Separately, in February 2020, hospital workers at Entabeni hospital went on strike to demand a wage increase of at least 7%. The workers took to the streets after negotiations facilitated by the Commission for Conciliation, Mediation and Arbitration (CCMA) failed to reach a mutual agreement. In a similar incident, in early February 2020, members of staff at the University of South Africa (UNISA) went on strike to demand a salary increase. The strike followed a failure by the parties to reach an agreement as the workers demanded an 8.9 to 9% increase, while the university counter offered at only 6%. The institution later resorted to hiring an independent negotiator to try and reach a settlement with the employees.

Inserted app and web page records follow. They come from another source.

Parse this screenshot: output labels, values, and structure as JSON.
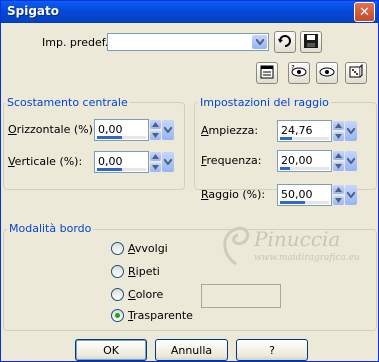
{
  "window": {
    "title": "Spigato"
  },
  "preset": {
    "label": "Imp. predef.:",
    "value": ""
  },
  "group_offset": {
    "title": "Scostamento centrale",
    "horizontal": {
      "label": "Orizzontale (%):",
      "value": "0,00",
      "level": 0.5
    },
    "vertical": {
      "label": "Verticale (%):",
      "value": "0,00",
      "level": 0.5
    }
  },
  "group_ray": {
    "title": "Impostazioni del raggio",
    "amplitude": {
      "label": "Ampiezza:",
      "value": "24,76",
      "level": 0.25
    },
    "frequency": {
      "label": "Frequenza:",
      "value": "20,00",
      "level": 0.2
    },
    "radius": {
      "label": "Raggio (%):",
      "value": "50,00",
      "level": 0.5
    }
  },
  "group_edge": {
    "title": "Modalità bordo",
    "options": [
      {
        "label": "Avvolgi",
        "checked": false
      },
      {
        "label": "Ripeti",
        "checked": false
      },
      {
        "label": "Colore",
        "checked": false
      },
      {
        "label": "Trasparente",
        "checked": true
      }
    ]
  },
  "buttons": {
    "ok": "OK",
    "cancel": "Annulla",
    "help": "?"
  },
  "watermark": {
    "line1": "Pinuccia",
    "line2": "www.maidiragrafica.eu"
  },
  "colors": {
    "title_bar": "#0548d8",
    "accent": "#0046d5",
    "bar_fill": "#2e68c8"
  }
}
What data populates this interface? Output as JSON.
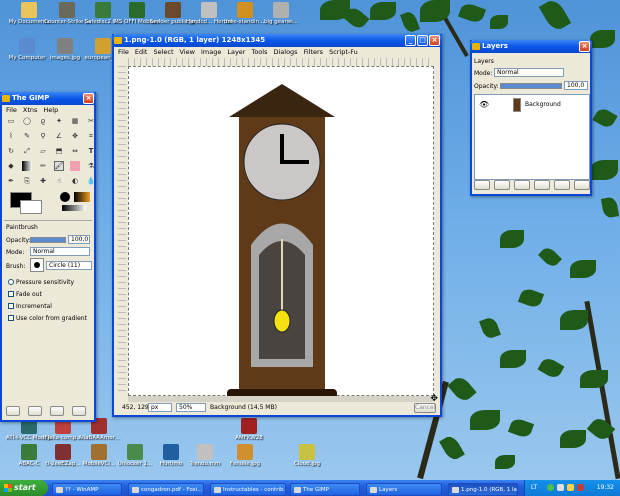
{
  "desktop": {
    "icons": [
      {
        "label": "My Documents",
        "color": "#e8c45a"
      },
      {
        "label": "Counter-Strike Source",
        "color": "#6a6a5a"
      },
      {
        "label": "Safedisc2.0...",
        "color": "#3a7a3a"
      },
      {
        "label": "MS OFFI Mobile Ass",
        "color": "#2a6a2a"
      },
      {
        "label": "Sender public.jpg",
        "color": "#6a4a2a"
      },
      {
        "label": "Handcd... Herbal",
        "color": "#c0c0c0"
      },
      {
        "label": "free-standin...",
        "color": "#d09020"
      },
      {
        "label": "big gearwi...",
        "color": "#b0b0b0"
      },
      {
        "label": "My Computer",
        "color": "#5a8ad0"
      },
      {
        "label": "images.jpg",
        "color": "#808080"
      },
      {
        "label": "european_s...",
        "color": "#d0a030"
      },
      {
        "label": "ATI-I-VCC Modulare",
        "color": "#2a6a6a"
      },
      {
        "label": "Fjolla-comp...",
        "color": "#c04040"
      },
      {
        "label": "AllaBAAAmor...",
        "color": "#a03030"
      },
      {
        "label": "AMFKW28",
        "color": "#a02020"
      },
      {
        "label": "ABAC-C",
        "color": "#3a7a3a"
      },
      {
        "label": "tl-2eeEZap...",
        "color": "#803030"
      },
      {
        "label": "MobileVCI...",
        "color": "#a07030"
      },
      {
        "label": "Unlocker 1...",
        "color": "#4a8a4a"
      },
      {
        "label": "Hurtimo",
        "color": "#2060a0"
      },
      {
        "label": "Trendo.mm",
        "color": "#c0c0c0"
      },
      {
        "label": "Fenulle.jpg",
        "color": "#d09030"
      },
      {
        "label": "Cloud.jpg",
        "color": "#c8c040"
      }
    ]
  },
  "toolbox": {
    "title": "The GIMP",
    "menu": [
      "File",
      "Xtns",
      "Help"
    ],
    "fg_color": "#000000",
    "bg_color": "#ffffff",
    "paintbrush": {
      "header": "Paintbrush",
      "opacity_label": "Opacity:",
      "opacity_value": "100,0",
      "mode_label": "Mode:",
      "mode_value": "Normal",
      "brush_label": "Brush:",
      "brush_value": "Circle (11)",
      "pressure_label": "Pressure sensitivity",
      "fade_label": "Fade out",
      "incremental_label": "Incremental",
      "gradient_label": "Use color from gradient"
    }
  },
  "image_window": {
    "title": "1.png-1.0 (RGB, 1 layer) 1248x1345",
    "menu": [
      "File",
      "Edit",
      "Select",
      "View",
      "Image",
      "Layer",
      "Tools",
      "Dialogs",
      "Filters",
      "Script-Fu"
    ],
    "coords": "452, 1296",
    "unit": "px",
    "zoom": "50%",
    "status": "Background (14,5 MB)",
    "cancel_label": "Cancel"
  },
  "layers": {
    "title": "Layers",
    "header": "Layers",
    "mode_label": "Mode:",
    "mode_value": "Normal",
    "opacity_label": "Opacity:",
    "opacity_value": "100,0",
    "layer_name": "Background"
  },
  "taskbar": {
    "start_label": "start",
    "items": [
      "?? - WinAMP",
      "congadron.pdf - Foxi...",
      "Instructables - contrib...",
      "The GIMP",
      "Layers",
      "1.png-1.0 (RGB, 1 la..."
    ],
    "lang": "LT",
    "clock": "19:32"
  }
}
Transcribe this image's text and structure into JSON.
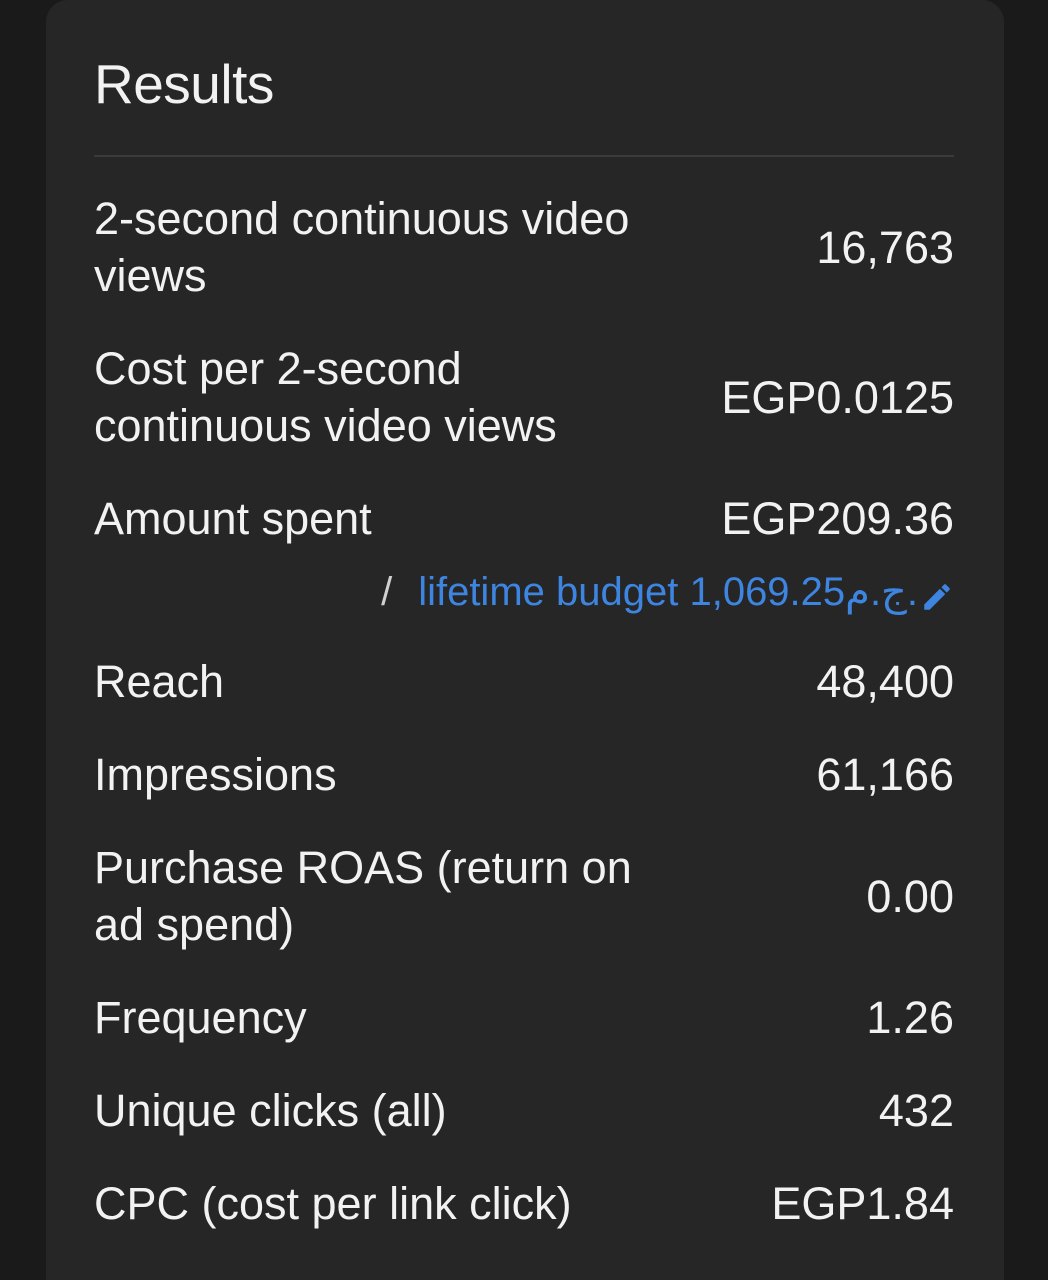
{
  "panel": {
    "title": "Results"
  },
  "metrics": [
    {
      "label": "2-second continuous video views",
      "value": "16,763"
    },
    {
      "label": "Cost per 2-second continuous video views",
      "value": "EGP0.0125"
    },
    {
      "label": "Amount spent",
      "value": "EGP209.36"
    },
    {
      "label": "Reach",
      "value": "48,400"
    },
    {
      "label": "Impressions",
      "value": "61,166"
    },
    {
      "label": "Purchase ROAS (return on ad spend)",
      "value": "0.00"
    },
    {
      "label": "Frequency",
      "value": "1.26"
    },
    {
      "label": "Unique clicks (all)",
      "value": "432"
    },
    {
      "label": "CPC (cost per link click)",
      "value": "EGP1.84"
    }
  ],
  "budget": {
    "separator": "/",
    "link_text": "lifetime budget 1,069.25ج.م.",
    "icon": "pencil-icon"
  },
  "colors": {
    "background": "#262626",
    "text": "#f2f2f2",
    "link": "#3d85e0",
    "divider": "#3b3b3b"
  }
}
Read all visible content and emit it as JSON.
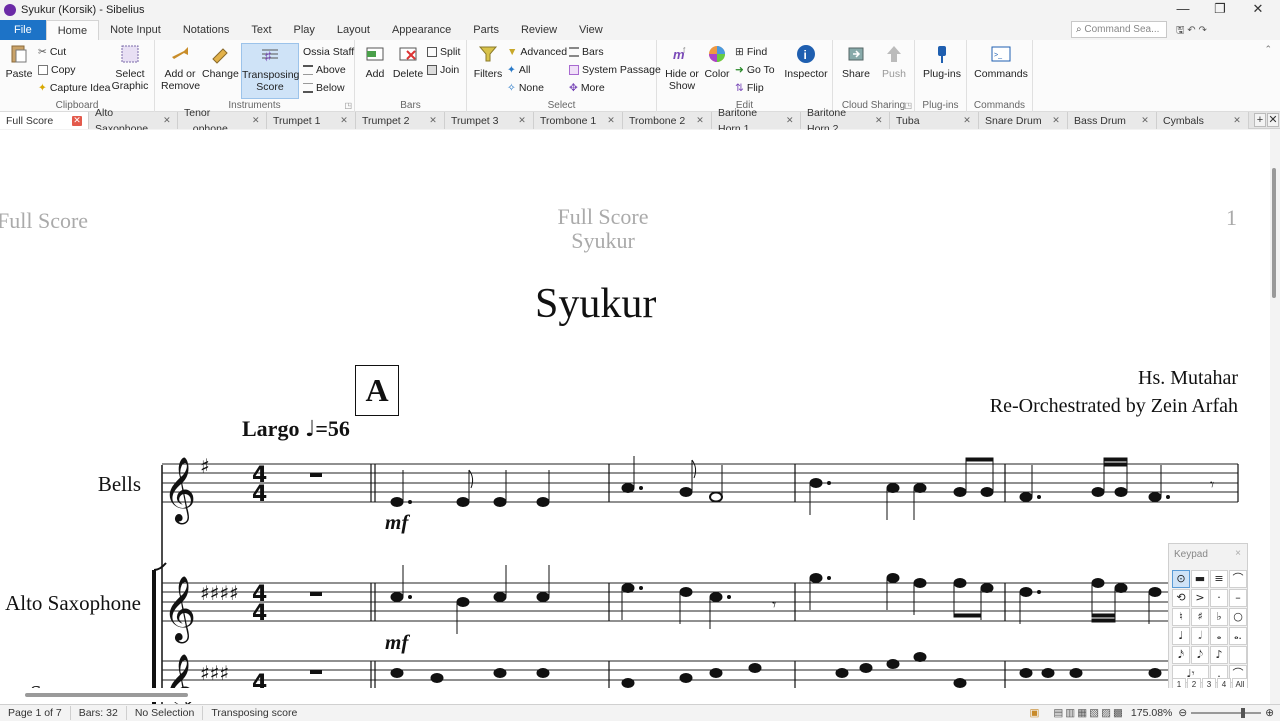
{
  "window": {
    "title": "Syukur (Korsik) - Sibelius",
    "min": "—",
    "max": "❐",
    "close": "✕"
  },
  "menu": {
    "tabs": [
      "File",
      "Home",
      "Note Input",
      "Notations",
      "Text",
      "Play",
      "Layout",
      "Appearance",
      "Parts",
      "Review",
      "View"
    ],
    "active": "Home"
  },
  "search": {
    "placeholder": "Command Sea..."
  },
  "ribbon": {
    "clipboard": {
      "label": "Clipboard",
      "paste": "Paste",
      "cut": "Cut",
      "copy": "Copy",
      "capture": "Capture Idea",
      "select_graphic": "Select Graphic"
    },
    "instruments": {
      "label": "Instruments",
      "add_remove": "Add or Remove",
      "change": "Change",
      "transposing": "Transposing Score",
      "ossia": "Ossia Staff",
      "above": "Above",
      "below": "Below"
    },
    "bars": {
      "label": "Bars",
      "add": "Add",
      "delete": "Delete",
      "split": "Split",
      "join": "Join"
    },
    "select": {
      "label": "Select",
      "filters": "Filters",
      "advanced": "Advanced",
      "all": "All",
      "none": "None",
      "bars": "Bars",
      "system_passage": "System Passage",
      "more": "More"
    },
    "edit": {
      "label": "Edit",
      "hide_show": "Hide or Show",
      "color": "Color",
      "find": "Find",
      "goto": "Go To",
      "flip": "Flip",
      "inspector": "Inspector"
    },
    "cloud": {
      "label": "Cloud Sharing",
      "share": "Share",
      "push": "Push"
    },
    "plugins": {
      "label": "Plug-ins",
      "plugins": "Plug-ins"
    },
    "commands": {
      "label": "Commands",
      "commands": "Commands"
    }
  },
  "part_tabs": [
    "Full Score",
    "Alto Saxophone",
    "Tenor ...ophone",
    "Trumpet 1",
    "Trumpet 2",
    "Trumpet 3",
    "Trombone 1",
    "Trombone 2",
    "Baritone Horn 1",
    "Baritone Horn 2",
    "Tuba",
    "Snare Drum",
    "Bass Drum",
    "Cymbals"
  ],
  "score": {
    "header_left": "Full Score",
    "header_center_1": "Full Score",
    "header_center_2": "Syukur",
    "page_number": "1",
    "title": "Syukur",
    "composer": "Hs. Mutahar",
    "arranger": "Re-Orchestrated by Zein Arfah",
    "rehearsal_mark": "A",
    "tempo_text": "Largo",
    "tempo_value": "=56",
    "instruments": [
      "Bells",
      "Alto Saxophone"
    ],
    "dynamic": "mf",
    "time_signature": "4/4"
  },
  "keypad": {
    "title": "Keypad",
    "close": "×",
    "keys": [
      "⊙",
      "▬",
      "≡",
      "⌒",
      "⤫",
      "♪",
      "⟲",
      ">",
      "·",
      "–",
      "♮",
      "♯",
      "♭",
      "○",
      "♩",
      "𝅗𝅥",
      "𝅝",
      "𝅝.",
      "𝅘𝅥𝅯",
      "𝅘𝅥𝅮",
      "♪",
      "",
      "♩𝄾",
      "",
      ".",
      "⌒"
    ],
    "tabs": [
      "1",
      "2",
      "3",
      "4",
      "All"
    ]
  },
  "status": {
    "page": "Page 1 of 7",
    "bars": "Bars: 32",
    "selection": "No Selection",
    "mode": "Transposing score",
    "zoom": "175.08%"
  }
}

In March 2020, amid the corona virus (COVID-19) outbreak, civil society expressed concern about newly published regulations which criminalise disinformation about the corona virus, stating that the regulations could be abused and could also lead to the limitation of vital information. The new regulations criminalise statements intended to deceive any person about COVID-19 or the government's response to the pandemic.

CPJ Africa programme coordinator Angela Quintal said:

“The COVID-19 pandemic must be taken seriously, but passing laws that emphasise criminalising disinformation over educating the public and encouraging fact-checking present a slippery slope and send the wrong message to other countries that may be less measured in drafting such laws… South Africa’s post-apartheid commitment not to criminalise information has been a beacon for press freedom across Africa, but these new regulations have the potential to dim that light, opening up the possibility of abuse and limitations on vital information and facts.”

South African media lawyer, Dario Milo, however said that while criminalising disinformation was generally undesirable, the regulations in question, which allow prosecution only of malicious falsehoods, were likely to be legally defensible.